Exercise goal: Return the records below word for word.
*** Supplied material ***
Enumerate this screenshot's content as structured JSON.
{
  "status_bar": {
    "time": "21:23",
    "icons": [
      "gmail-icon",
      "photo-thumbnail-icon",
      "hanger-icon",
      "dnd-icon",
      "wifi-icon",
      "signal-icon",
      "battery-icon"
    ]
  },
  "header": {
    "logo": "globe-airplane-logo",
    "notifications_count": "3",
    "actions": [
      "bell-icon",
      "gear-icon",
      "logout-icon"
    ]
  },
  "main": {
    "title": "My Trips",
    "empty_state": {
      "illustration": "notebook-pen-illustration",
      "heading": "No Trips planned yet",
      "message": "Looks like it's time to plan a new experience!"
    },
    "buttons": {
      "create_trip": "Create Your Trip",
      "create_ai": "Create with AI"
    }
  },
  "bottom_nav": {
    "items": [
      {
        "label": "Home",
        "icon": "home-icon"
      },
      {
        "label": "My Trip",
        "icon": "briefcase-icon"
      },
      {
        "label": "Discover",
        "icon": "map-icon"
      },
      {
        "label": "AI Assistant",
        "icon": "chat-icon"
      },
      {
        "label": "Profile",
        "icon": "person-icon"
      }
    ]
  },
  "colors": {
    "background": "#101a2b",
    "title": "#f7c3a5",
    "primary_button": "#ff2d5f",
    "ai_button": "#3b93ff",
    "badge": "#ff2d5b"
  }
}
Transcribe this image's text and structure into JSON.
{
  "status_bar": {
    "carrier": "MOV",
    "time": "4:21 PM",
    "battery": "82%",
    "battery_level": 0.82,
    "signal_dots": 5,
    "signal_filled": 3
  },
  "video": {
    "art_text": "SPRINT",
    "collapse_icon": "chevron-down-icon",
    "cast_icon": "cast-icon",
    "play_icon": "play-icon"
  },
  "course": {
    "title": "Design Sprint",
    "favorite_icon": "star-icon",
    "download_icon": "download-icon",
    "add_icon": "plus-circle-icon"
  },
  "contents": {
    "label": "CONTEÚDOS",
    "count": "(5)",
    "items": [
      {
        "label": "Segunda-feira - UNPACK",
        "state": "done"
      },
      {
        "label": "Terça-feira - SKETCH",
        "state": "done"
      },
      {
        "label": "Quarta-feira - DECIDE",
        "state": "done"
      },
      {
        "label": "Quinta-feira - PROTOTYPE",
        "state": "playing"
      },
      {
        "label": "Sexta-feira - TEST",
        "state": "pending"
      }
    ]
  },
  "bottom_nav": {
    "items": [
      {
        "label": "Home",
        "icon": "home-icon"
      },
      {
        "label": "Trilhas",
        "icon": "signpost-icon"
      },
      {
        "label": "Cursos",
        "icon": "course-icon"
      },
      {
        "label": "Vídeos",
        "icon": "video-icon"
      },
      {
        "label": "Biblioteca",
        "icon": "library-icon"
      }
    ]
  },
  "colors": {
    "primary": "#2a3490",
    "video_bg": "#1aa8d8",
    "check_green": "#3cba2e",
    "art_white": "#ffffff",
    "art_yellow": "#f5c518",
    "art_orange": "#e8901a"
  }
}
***
Task output:
Enumerate this screenshot's content as structured JSON.
{
  "status_bar": {
    "time": "21:23",
    "icons": [
      "gmail-icon",
      "photo-thumbnail-icon",
      "hanger-icon",
      "dnd-icon",
      "wifi-icon",
      "signal-icon",
      "battery-icon"
    ]
  },
  "header": {
    "logo": "globe-airplane-logo",
    "notifications_count": "3",
    "actions": [
      "bell-icon",
      "gear-icon",
      "logout-icon"
    ]
  },
  "main": {
    "title": "My Trips",
    "empty_state": {
      "illustration": "notebook-pen-illustration",
      "heading": "No Trips planned yet",
      "message": "Looks like it's time to plan a new experience!"
    },
    "buttons": {
      "create_trip": "Create Your Trip",
      "create_ai": "Create with AI"
    }
  },
  "bottom_nav": {
    "items": [
      {
        "label": "Home",
        "icon": "home-icon"
      },
      {
        "label": "My Trip",
        "icon": "briefcase-icon"
      },
      {
        "label": "Discover",
        "icon": "map-icon"
      },
      {
        "label": "AI Assistant",
        "icon": "chat-icon"
      },
      {
        "label": "Profile",
        "icon": "person-icon"
      }
    ]
  },
  "colors": {
    "background": "#101a2b",
    "title": "#f7c3a5",
    "primary_button": "#ff2d5f",
    "ai_button": "#3b93ff",
    "badge": "#ff2d5b"
  }
}
Transcribe this image's text and structure into JSON.
{
  "status_bar": {
    "carrier": "MOV",
    "time": "4:21 PM",
    "battery": "82%",
    "battery_level": 0.82,
    "signal_dots": 5,
    "signal_filled": 3
  },
  "video": {
    "art_text": "SPRINT",
    "collapse_icon": "chevron-down-icon",
    "cast_icon": "cast-icon",
    "play_icon": "play-icon"
  },
  "course": {
    "title": "Design Sprint",
    "favorite_icon": "star-icon",
    "download_icon": "download-icon",
    "add_icon": "plus-circle-icon"
  },
  "contents": {
    "label": "CONTEÚDOS",
    "count": "(5)",
    "items": [
      {
        "label": "Segunda-feira - UNPACK",
        "state": "done"
      },
      {
        "label": "Terça-feira - SKETCH",
        "state": "done"
      },
      {
        "label": "Quarta-feira - DECIDE",
        "state": "done"
      },
      {
        "label": "Quinta-feira - PROTOTYPE",
        "state": "playing"
      },
      {
        "label": "Sexta-feira - TEST",
        "state": "pending"
      }
    ]
  },
  "bottom_nav": {
    "items": [
      {
        "label": "Home",
        "icon": "home-icon"
      },
      {
        "label": "Trilhas",
        "icon": "signpost-icon"
      },
      {
        "label": "Cursos",
        "icon": "course-icon"
      },
      {
        "label": "Vídeos",
        "icon": "video-icon"
      },
      {
        "label": "Biblioteca",
        "icon": "library-icon"
      }
    ]
  },
  "colors": {
    "primary": "#2a3490",
    "video_bg": "#1aa8d8",
    "check_green": "#3cba2e",
    "art_white": "#ffffff",
    "art_yellow": "#f5c518",
    "art_orange": "#e8901a"
  }
}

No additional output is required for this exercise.